AIM OF THE EXERCISE. The records should be written out in full, with nothing altered.

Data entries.
---------------

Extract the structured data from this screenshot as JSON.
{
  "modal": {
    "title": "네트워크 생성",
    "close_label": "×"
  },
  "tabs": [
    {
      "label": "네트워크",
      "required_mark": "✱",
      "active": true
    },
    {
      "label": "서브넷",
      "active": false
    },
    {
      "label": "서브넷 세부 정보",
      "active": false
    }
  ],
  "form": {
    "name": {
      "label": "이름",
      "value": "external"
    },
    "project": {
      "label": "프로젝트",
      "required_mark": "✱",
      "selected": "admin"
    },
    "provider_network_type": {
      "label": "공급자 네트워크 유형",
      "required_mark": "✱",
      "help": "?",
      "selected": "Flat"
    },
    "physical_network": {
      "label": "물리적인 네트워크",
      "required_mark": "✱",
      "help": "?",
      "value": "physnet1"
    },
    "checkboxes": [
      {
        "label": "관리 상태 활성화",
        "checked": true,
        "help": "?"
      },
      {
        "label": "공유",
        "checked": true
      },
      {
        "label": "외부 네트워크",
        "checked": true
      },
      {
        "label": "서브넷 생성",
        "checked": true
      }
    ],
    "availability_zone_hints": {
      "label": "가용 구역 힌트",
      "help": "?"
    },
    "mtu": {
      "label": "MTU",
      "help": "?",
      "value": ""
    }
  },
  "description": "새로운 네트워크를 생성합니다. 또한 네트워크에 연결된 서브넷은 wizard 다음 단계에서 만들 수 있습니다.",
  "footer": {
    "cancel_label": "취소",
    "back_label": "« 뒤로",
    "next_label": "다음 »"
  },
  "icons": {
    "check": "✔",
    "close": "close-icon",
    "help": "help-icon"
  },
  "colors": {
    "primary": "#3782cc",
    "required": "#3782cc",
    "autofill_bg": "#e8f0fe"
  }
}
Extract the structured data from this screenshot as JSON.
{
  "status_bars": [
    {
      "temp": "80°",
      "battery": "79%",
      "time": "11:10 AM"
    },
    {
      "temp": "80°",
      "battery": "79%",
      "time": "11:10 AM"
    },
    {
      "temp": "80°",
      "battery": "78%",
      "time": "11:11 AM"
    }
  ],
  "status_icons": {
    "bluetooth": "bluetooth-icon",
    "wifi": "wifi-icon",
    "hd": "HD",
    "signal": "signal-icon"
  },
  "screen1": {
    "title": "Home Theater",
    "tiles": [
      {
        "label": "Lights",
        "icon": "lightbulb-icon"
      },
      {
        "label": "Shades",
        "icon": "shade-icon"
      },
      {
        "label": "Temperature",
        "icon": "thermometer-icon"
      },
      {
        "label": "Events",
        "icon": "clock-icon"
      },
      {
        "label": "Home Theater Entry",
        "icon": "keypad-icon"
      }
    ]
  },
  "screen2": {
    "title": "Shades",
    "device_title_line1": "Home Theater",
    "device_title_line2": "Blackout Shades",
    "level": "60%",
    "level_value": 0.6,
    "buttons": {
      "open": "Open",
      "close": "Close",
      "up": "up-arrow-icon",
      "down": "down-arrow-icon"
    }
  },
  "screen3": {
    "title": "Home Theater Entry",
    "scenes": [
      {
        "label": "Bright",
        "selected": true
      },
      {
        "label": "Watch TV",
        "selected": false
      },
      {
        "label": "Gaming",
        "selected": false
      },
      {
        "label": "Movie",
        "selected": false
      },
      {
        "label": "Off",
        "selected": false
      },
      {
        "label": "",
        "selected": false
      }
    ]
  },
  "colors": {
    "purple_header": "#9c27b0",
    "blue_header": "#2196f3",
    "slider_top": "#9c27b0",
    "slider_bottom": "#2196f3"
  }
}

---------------

OUTPUT BELOW.
Extract the structured data from this screenshot as JSON.
{
  "modal": {
    "title": "네트워크 생성",
    "close_label": "×"
  },
  "tabs": [
    {
      "label": "네트워크",
      "required_mark": "✱",
      "active": true
    },
    {
      "label": "서브넷",
      "active": false
    },
    {
      "label": "서브넷 세부 정보",
      "active": false
    }
  ],
  "form": {
    "name": {
      "label": "이름",
      "value": "external"
    },
    "project": {
      "label": "프로젝트",
      "required_mark": "✱",
      "selected": "admin"
    },
    "provider_network_type": {
      "label": "공급자 네트워크 유형",
      "required_mark": "✱",
      "help": "?",
      "selected": "Flat"
    },
    "physical_network": {
      "label": "물리적인 네트워크",
      "required_mark": "✱",
      "help": "?",
      "value": "physnet1"
    },
    "checkboxes": [
      {
        "label": "관리 상태 활성화",
        "checked": true,
        "help": "?"
      },
      {
        "label": "공유",
        "checked": true
      },
      {
        "label": "외부 네트워크",
        "checked": true
      },
      {
        "label": "서브넷 생성",
        "checked": true
      }
    ],
    "availability_zone_hints": {
      "label": "가용 구역 힌트",
      "help": "?"
    },
    "mtu": {
      "label": "MTU",
      "help": "?",
      "value": ""
    }
  },
  "description": "새로운 네트워크를 생성합니다. 또한 네트워크에 연결된 서브넷은 wizard 다음 단계에서 만들 수 있습니다.",
  "footer": {
    "cancel_label": "취소",
    "back_label": "« 뒤로",
    "next_label": "다음 »"
  },
  "icons": {
    "check": "✔",
    "close": "close-icon",
    "help": "help-icon"
  },
  "colors": {
    "primary": "#3782cc",
    "required": "#3782cc",
    "autofill_bg": "#e8f0fe"
  }
}
Extract the structured data from this screenshot as JSON.
{
  "status_bars": [
    {
      "temp": "80°",
      "battery": "79%",
      "time": "11:10 AM"
    },
    {
      "temp": "80°",
      "battery": "79%",
      "time": "11:10 AM"
    },
    {
      "temp": "80°",
      "battery": "78%",
      "time": "11:11 AM"
    }
  ],
  "status_icons": {
    "bluetooth": "bluetooth-icon",
    "wifi": "wifi-icon",
    "hd": "HD",
    "signal": "signal-icon"
  },
  "screen1": {
    "title": "Home Theater",
    "tiles": [
      {
        "label": "Lights",
        "icon": "lightbulb-icon"
      },
      {
        "label": "Shades",
        "icon": "shade-icon"
      },
      {
        "label": "Temperature",
        "icon": "thermometer-icon"
      },
      {
        "label": "Events",
        "icon": "clock-icon"
      },
      {
        "label": "Home Theater Entry",
        "icon": "keypad-icon"
      }
    ]
  },
  "screen2": {
    "title": "Shades",
    "device_title_line1": "Home Theater",
    "device_title_line2": "Blackout Shades",
    "level": "60%",
    "level_value": 0.6,
    "buttons": {
      "open": "Open",
      "close": "Close",
      "up": "up-arrow-icon",
      "down": "down-arrow-icon"
    }
  },
  "screen3": {
    "title": "Home Theater Entry",
    "scenes": [
      {
        "label": "Bright",
        "selected": true
      },
      {
        "label": "Watch TV",
        "selected": false
      },
      {
        "label": "Gaming",
        "selected": false
      },
      {
        "label": "Movie",
        "selected": false
      },
      {
        "label": "Off",
        "selected": false
      },
      {
        "label": "",
        "selected": false
      }
    ]
  },
  "colors": {
    "purple_header": "#9c27b0",
    "blue_header": "#2196f3",
    "slider_top": "#9c27b0",
    "slider_bottom": "#2196f3"
  }
}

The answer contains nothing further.